**INFORMATION**
== Segment start ==

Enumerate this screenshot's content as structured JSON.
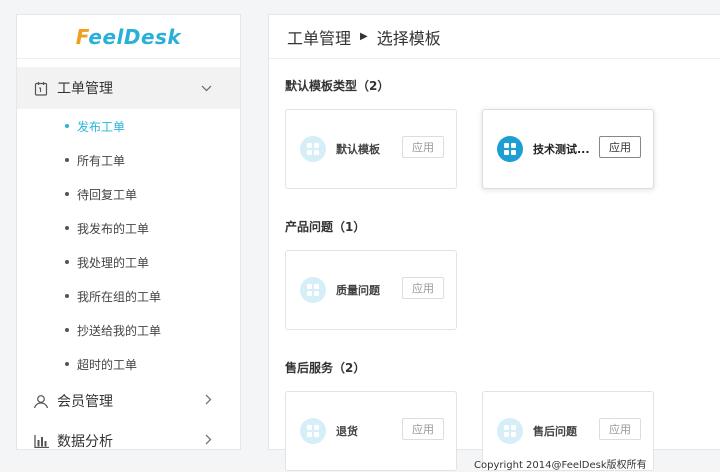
{
  "logo": {
    "text_prefix": "F",
    "text_rest": "eelDesk"
  },
  "sidebar": {
    "groups": [
      {
        "label": "工单管理",
        "icon": "ticket-icon",
        "expanded": true
      },
      {
        "label": "会员管理",
        "icon": "members-icon"
      },
      {
        "label": "数据分析",
        "icon": "chart-icon"
      }
    ],
    "ticket_items": [
      "发布工单",
      "所有工单",
      "待回复工单",
      "我发布的工单",
      "我处理的工单",
      "我所在组的工单",
      "抄送给我的工单",
      "超时的工单"
    ],
    "current_item": "发布工单"
  },
  "breadcrumb": {
    "root": "工单管理",
    "current": "选择模板"
  },
  "sections": [
    {
      "title": "默认模板类型（2）",
      "templates": [
        {
          "name": "默认模板",
          "apply": "应用"
        },
        {
          "name": "技术测试...",
          "apply": "应用"
        }
      ]
    },
    {
      "title": "产品问题（1）",
      "templates": [
        {
          "name": "质量问题",
          "apply": "应用"
        }
      ]
    },
    {
      "title": "售后服务（2）",
      "templates": [
        {
          "name": "退货",
          "apply": "应用"
        },
        {
          "name": "售后问题",
          "apply": "应用"
        }
      ]
    }
  ],
  "footer": "Copyright 2014@FeelDesk版权所有",
  "colors": {
    "accent": "#29b5db",
    "selected_icon": "#1e9fd4",
    "logo_orange": "#f0a020"
  }
}
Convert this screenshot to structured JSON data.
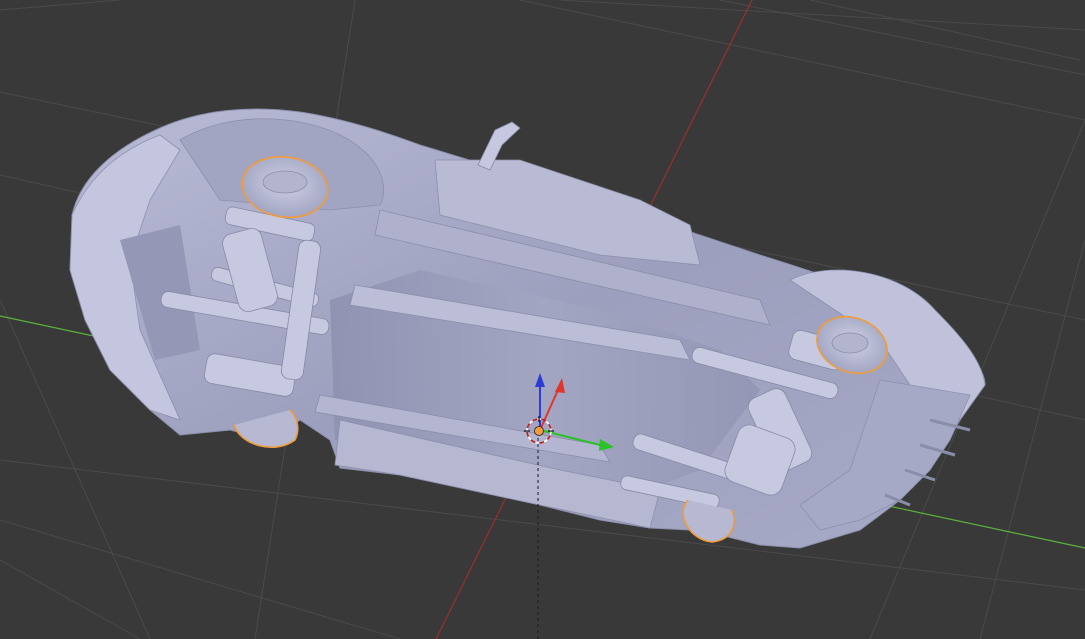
{
  "viewport": {
    "background": "#393939",
    "grid_color": "#4b4b4b",
    "x_axis_color": "#5bb43c",
    "y_axis_color": "#9a2f2f",
    "selection_outline_color": "#f39b38",
    "mesh_color": "#a9abc7"
  },
  "scene": {
    "object": "car-underside-mesh",
    "selected_parts": [
      "front-left-wheel",
      "front-right-wheel",
      "rear-left-wheel",
      "rear-right-wheel"
    ]
  },
  "gizmo": {
    "icons": [
      "3d-cursor-icon",
      "z-arrow-icon",
      "x-arrow-icon",
      "y-arrow-icon"
    ],
    "z_color": "#2c3cd6",
    "x_color": "#e0352c",
    "y_color": "#2bc12b"
  }
}
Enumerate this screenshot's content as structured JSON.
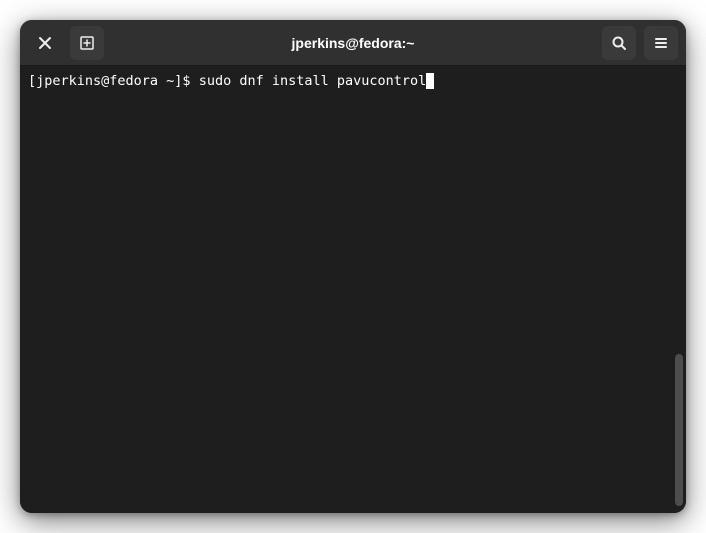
{
  "window": {
    "title": "jperkins@fedora:~"
  },
  "terminal": {
    "prompt": "[jperkins@fedora ~]$ ",
    "command": "sudo dnf install pavucontrol"
  },
  "icons": {
    "close": "close-icon",
    "newTab": "new-tab-icon",
    "search": "search-icon",
    "menu": "hamburger-menu-icon"
  }
}
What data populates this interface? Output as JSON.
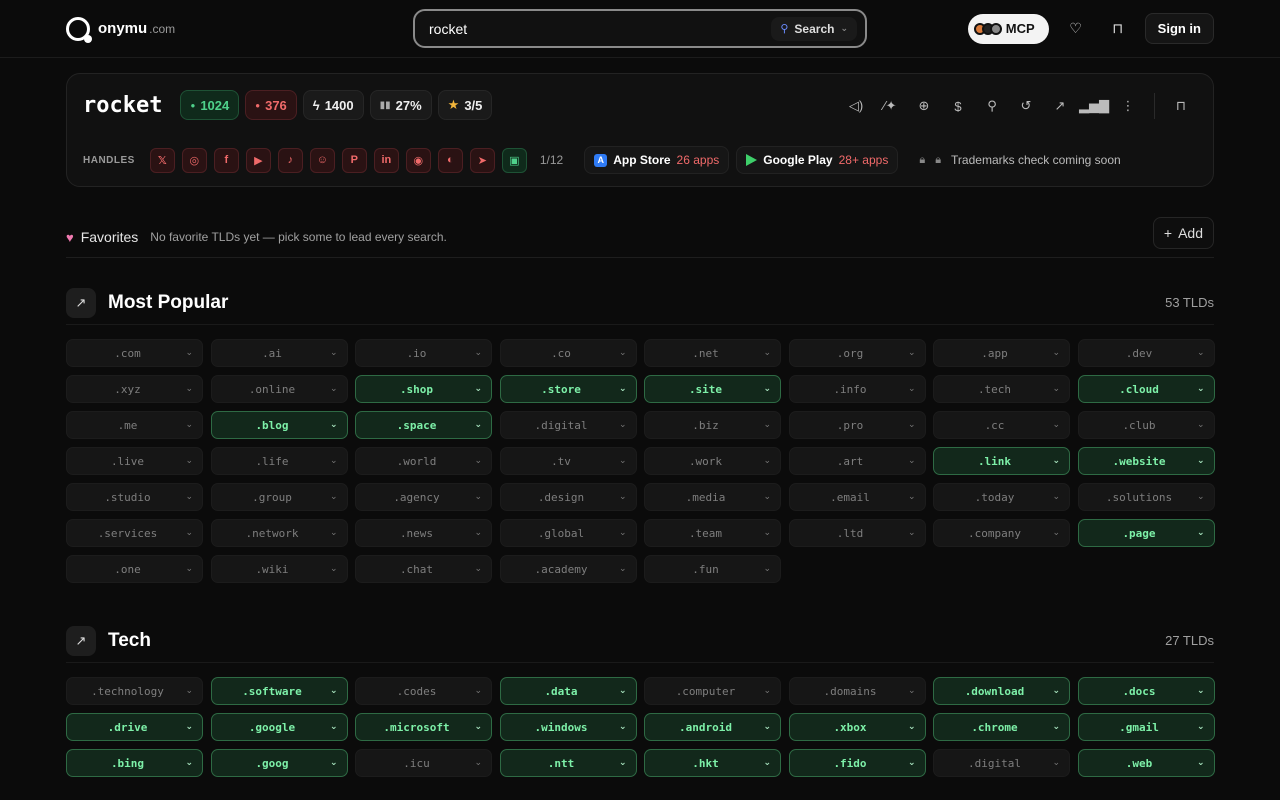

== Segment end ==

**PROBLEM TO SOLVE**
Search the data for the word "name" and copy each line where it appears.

**FINISHED TASK**
          "name": "默认模板",
          "name": "技术测试...",
          "name": "质量问题",
          "name": "退货",
          "name": "售后问题",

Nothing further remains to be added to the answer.